**Supplied material**

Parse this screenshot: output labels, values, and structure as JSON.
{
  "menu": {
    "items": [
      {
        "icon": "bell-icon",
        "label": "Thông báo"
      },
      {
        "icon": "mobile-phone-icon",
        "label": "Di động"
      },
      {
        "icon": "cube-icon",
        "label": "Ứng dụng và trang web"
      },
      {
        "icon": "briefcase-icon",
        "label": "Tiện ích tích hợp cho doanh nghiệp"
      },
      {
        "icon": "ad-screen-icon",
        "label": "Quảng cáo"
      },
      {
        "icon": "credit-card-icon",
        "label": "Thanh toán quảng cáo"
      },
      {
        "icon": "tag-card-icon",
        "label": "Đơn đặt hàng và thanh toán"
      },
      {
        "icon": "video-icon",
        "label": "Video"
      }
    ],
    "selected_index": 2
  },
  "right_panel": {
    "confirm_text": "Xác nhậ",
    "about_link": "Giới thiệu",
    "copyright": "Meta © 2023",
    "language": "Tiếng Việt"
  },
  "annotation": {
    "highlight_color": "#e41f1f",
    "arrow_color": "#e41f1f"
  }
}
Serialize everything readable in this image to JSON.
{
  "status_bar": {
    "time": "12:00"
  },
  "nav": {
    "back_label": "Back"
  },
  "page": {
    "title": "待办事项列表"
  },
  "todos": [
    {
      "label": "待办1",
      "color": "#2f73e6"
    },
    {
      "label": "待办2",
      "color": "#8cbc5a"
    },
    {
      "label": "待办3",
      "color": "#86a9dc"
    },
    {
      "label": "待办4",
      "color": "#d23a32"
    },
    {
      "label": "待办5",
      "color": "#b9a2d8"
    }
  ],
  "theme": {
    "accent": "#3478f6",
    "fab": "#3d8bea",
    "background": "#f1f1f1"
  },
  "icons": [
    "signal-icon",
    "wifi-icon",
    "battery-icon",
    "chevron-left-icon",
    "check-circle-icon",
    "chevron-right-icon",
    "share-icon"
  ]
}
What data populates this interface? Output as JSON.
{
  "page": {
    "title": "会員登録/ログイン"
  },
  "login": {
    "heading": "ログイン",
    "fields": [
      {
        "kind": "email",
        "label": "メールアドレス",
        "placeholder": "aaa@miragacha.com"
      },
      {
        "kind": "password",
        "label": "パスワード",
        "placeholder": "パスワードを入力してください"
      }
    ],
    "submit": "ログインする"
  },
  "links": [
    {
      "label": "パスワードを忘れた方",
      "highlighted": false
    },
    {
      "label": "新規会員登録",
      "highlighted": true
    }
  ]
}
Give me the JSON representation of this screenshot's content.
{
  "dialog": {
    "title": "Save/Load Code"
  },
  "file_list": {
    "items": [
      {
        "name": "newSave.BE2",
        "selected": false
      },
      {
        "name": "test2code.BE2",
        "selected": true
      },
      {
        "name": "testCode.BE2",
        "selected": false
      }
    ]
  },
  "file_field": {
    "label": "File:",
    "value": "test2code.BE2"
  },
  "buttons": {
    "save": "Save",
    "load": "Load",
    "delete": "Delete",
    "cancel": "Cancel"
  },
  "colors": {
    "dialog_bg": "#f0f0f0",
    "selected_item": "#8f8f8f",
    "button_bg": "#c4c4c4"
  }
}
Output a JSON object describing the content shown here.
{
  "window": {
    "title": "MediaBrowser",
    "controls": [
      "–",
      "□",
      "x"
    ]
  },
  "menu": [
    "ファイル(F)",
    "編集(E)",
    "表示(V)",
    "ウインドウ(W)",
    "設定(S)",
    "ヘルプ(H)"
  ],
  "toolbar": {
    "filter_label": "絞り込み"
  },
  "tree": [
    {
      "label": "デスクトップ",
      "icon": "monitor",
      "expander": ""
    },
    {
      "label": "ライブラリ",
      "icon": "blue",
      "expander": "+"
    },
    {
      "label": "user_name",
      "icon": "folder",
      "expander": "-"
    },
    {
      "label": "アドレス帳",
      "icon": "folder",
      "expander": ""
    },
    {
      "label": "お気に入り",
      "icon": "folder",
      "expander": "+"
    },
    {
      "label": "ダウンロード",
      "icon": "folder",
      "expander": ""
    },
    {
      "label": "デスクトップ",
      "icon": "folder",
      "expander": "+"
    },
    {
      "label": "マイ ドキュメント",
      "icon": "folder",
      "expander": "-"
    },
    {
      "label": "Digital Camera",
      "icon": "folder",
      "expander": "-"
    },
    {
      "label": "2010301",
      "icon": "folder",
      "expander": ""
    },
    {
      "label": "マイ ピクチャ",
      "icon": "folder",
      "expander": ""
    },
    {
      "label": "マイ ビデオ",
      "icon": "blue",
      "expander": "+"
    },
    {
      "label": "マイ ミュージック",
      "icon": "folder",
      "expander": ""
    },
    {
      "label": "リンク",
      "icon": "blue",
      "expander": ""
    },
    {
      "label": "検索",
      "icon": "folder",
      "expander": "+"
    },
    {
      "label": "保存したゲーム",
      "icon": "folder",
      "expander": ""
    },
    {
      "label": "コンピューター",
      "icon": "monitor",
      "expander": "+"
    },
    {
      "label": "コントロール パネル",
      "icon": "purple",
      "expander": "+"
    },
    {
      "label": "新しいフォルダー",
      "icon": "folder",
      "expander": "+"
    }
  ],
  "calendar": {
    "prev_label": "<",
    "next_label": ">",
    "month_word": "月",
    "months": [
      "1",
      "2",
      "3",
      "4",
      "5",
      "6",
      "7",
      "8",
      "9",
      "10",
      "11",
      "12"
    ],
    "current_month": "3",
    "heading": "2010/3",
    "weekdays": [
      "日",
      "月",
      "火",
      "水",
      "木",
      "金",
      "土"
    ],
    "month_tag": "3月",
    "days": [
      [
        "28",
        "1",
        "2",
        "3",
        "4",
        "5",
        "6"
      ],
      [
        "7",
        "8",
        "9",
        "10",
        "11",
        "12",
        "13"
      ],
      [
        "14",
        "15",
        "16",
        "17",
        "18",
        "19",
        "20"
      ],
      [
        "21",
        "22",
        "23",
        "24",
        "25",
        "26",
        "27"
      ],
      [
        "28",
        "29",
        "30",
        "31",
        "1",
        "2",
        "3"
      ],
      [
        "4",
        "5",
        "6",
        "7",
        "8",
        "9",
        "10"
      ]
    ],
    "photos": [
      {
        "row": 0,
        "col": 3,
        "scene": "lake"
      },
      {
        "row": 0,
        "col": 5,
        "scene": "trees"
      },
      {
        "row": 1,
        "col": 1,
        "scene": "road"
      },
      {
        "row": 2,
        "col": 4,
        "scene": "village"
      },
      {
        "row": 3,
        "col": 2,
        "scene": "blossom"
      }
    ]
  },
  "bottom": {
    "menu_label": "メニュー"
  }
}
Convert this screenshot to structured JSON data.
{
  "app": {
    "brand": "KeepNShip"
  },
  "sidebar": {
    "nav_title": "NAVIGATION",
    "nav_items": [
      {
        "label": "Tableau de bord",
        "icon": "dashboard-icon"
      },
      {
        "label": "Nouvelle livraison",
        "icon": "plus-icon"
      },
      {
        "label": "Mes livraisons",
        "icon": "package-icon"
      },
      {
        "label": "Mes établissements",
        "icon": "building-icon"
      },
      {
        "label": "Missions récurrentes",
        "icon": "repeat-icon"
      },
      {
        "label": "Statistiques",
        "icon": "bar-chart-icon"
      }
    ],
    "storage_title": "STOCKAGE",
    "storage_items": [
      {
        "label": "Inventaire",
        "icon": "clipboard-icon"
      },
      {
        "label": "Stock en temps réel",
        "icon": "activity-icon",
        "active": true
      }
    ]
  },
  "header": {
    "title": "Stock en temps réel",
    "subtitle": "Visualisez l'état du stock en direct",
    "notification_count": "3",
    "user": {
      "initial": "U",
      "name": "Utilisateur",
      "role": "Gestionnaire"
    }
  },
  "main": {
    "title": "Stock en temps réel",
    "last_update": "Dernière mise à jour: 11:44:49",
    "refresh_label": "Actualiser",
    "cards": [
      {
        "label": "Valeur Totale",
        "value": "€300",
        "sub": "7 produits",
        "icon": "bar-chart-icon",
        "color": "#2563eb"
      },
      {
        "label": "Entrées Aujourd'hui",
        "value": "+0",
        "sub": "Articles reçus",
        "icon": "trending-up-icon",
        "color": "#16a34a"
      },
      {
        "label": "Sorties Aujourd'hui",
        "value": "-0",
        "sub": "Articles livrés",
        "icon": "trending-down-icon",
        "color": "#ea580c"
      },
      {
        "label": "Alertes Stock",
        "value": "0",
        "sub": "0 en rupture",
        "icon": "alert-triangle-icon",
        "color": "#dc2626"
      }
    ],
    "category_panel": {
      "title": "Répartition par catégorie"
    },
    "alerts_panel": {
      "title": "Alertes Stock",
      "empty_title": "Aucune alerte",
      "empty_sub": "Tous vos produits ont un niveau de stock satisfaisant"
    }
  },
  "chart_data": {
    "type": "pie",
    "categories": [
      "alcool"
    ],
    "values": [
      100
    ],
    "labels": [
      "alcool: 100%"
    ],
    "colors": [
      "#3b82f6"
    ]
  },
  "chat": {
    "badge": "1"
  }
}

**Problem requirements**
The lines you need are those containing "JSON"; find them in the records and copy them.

**Response to this exercise**
Parse this screenshot: output labels, values, and structure as JSON.
Serialize everything readable in this image to JSON.
What data populates this interface? Output as JSON.
Give me the JSON representation of this screenshot's content.
Output a JSON object describing the content shown here.
Convert this screenshot to structured JSON data.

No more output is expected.